■ **Problem statement**: Nothing but an exact repetition of the listing should be returned.

■ **Dataset records**:
▼▼▼

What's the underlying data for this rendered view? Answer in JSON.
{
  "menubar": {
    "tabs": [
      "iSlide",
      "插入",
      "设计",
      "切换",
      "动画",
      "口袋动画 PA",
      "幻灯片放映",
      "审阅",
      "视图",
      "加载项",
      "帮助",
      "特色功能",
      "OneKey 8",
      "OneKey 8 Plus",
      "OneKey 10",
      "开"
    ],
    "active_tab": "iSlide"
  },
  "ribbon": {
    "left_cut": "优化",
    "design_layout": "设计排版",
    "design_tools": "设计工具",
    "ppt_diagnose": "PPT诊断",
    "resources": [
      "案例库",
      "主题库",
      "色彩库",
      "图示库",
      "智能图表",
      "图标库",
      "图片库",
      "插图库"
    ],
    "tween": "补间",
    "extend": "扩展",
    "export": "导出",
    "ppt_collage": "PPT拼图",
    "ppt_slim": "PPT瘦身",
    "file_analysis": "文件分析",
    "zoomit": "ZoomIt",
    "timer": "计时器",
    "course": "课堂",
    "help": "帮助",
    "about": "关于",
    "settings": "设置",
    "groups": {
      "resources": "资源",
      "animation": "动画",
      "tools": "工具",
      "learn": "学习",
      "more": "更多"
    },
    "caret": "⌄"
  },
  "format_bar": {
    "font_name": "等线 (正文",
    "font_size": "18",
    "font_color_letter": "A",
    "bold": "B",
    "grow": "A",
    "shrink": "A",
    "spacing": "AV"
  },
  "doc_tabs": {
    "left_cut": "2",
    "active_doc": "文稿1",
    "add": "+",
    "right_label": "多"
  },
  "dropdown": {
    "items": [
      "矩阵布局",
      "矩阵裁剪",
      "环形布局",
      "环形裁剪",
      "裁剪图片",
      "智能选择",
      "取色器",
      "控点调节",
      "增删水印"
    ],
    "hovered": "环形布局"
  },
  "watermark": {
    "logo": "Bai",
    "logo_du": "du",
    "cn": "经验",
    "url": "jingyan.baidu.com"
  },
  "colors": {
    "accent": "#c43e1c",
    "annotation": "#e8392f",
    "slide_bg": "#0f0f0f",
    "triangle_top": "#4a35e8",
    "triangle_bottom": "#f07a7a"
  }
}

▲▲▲

■ **Result for this exercise**:
What's the underlying data for this rendered view? Answer in JSON.
{
  "menubar": {
    "tabs": [
      "iSlide",
      "插入",
      "设计",
      "切换",
      "动画",
      "口袋动画 PA",
      "幻灯片放映",
      "审阅",
      "视图",
      "加载项",
      "帮助",
      "特色功能",
      "OneKey 8",
      "OneKey 8 Plus",
      "OneKey 10",
      "开"
    ],
    "active_tab": "iSlide"
  },
  "ribbon": {
    "left_cut": "优化",
    "design_layout": "设计排版",
    "design_tools": "设计工具",
    "ppt_diagnose": "PPT诊断",
    "resources": [
      "案例库",
      "主题库",
      "色彩库",
      "图示库",
      "智能图表",
      "图标库",
      "图片库",
      "插图库"
    ],
    "tween": "补间",
    "extend": "扩展",
    "export": "导出",
    "ppt_collage": "PPT拼图",
    "ppt_slim": "PPT瘦身",
    "file_analysis": "文件分析",
    "zoomit": "ZoomIt",
    "timer": "计时器",
    "course": "课堂",
    "help": "帮助",
    "about": "关于",
    "settings": "设置",
    "groups": {
      "resources": "资源",
      "animation": "动画",
      "tools": "工具",
      "learn": "学习",
      "more": "更多"
    },
    "caret": "⌄"
  },
  "format_bar": {
    "font_name": "等线 (正文",
    "font_size": "18",
    "font_color_letter": "A",
    "bold": "B",
    "grow": "A",
    "shrink": "A",
    "spacing": "AV"
  },
  "doc_tabs": {
    "left_cut": "2",
    "active_doc": "文稿1",
    "add": "+",
    "right_label": "多"
  },
  "dropdown": {
    "items": [
      "矩阵布局",
      "矩阵裁剪",
      "环形布局",
      "环形裁剪",
      "裁剪图片",
      "智能选择",
      "取色器",
      "控点调节",
      "增删水印"
    ],
    "hovered": "环形布局"
  },
  "watermark": {
    "logo": "Bai",
    "logo_du": "du",
    "cn": "经验",
    "url": "jingyan.baidu.com"
  },
  "colors": {
    "accent": "#c43e1c",
    "annotation": "#e8392f",
    "slide_bg": "#0f0f0f",
    "triangle_top": "#4a35e8",
    "triangle_bottom": "#f07a7a"
  }
}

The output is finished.